Top of DATA RECORDS

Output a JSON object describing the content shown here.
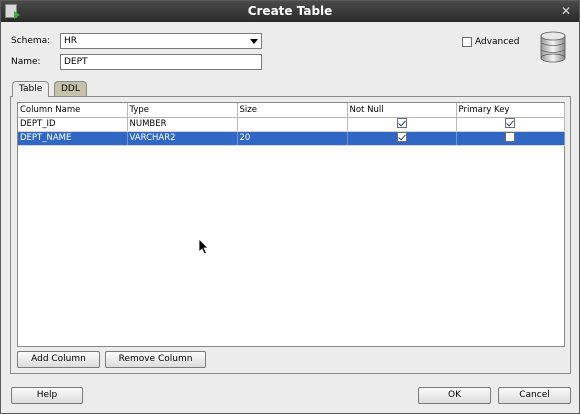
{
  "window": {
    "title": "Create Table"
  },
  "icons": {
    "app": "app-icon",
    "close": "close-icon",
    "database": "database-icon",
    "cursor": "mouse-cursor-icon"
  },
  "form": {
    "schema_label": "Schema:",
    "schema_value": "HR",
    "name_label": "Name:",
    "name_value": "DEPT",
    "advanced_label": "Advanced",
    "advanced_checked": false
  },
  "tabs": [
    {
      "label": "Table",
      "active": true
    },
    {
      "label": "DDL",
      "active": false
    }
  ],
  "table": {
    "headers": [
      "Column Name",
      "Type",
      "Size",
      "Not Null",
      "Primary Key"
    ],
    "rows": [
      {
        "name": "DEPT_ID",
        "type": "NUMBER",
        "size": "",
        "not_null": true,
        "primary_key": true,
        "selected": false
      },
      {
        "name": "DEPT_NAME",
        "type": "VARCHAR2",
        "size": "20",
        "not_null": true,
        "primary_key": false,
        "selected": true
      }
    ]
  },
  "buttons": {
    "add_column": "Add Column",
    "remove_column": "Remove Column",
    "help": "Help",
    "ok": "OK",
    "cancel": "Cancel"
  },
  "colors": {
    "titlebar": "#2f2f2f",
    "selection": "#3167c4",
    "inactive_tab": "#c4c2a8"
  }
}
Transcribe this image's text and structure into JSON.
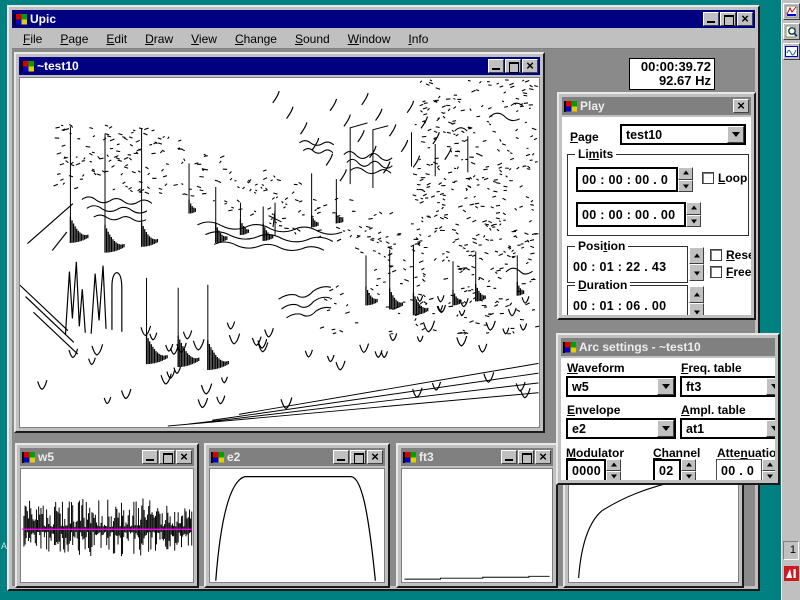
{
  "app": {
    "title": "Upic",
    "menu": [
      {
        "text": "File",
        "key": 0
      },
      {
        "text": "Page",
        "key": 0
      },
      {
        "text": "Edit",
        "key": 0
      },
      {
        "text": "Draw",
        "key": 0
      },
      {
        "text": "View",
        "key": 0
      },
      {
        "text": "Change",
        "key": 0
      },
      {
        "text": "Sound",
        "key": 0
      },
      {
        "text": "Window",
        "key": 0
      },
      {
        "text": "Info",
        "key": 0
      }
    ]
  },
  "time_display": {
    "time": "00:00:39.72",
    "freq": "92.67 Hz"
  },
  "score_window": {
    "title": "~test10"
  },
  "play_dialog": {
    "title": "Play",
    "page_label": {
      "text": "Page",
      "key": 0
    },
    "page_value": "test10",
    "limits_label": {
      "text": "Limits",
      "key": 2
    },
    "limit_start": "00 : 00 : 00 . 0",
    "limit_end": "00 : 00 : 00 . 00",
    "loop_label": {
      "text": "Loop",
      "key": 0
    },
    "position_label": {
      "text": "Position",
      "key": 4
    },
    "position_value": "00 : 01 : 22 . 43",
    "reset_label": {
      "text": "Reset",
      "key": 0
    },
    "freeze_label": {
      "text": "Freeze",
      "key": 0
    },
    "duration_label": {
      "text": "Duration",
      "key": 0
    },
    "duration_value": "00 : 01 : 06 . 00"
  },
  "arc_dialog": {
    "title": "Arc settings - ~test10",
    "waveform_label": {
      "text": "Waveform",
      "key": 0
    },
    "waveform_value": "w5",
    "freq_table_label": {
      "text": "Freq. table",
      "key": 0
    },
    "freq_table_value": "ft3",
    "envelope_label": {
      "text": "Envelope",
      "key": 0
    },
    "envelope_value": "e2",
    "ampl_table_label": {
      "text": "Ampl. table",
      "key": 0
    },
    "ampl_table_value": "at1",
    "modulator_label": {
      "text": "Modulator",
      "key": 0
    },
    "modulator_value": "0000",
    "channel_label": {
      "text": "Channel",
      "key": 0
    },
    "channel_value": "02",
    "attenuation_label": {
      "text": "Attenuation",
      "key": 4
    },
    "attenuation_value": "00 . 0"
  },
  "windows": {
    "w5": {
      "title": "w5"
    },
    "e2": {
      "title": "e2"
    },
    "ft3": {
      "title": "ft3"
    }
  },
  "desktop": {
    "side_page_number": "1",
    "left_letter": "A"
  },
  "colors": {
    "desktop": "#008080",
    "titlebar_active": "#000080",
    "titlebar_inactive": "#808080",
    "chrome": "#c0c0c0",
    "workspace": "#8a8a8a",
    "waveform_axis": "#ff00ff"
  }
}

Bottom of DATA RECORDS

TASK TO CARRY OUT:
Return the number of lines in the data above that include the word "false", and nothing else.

ANSWER SECTION:
4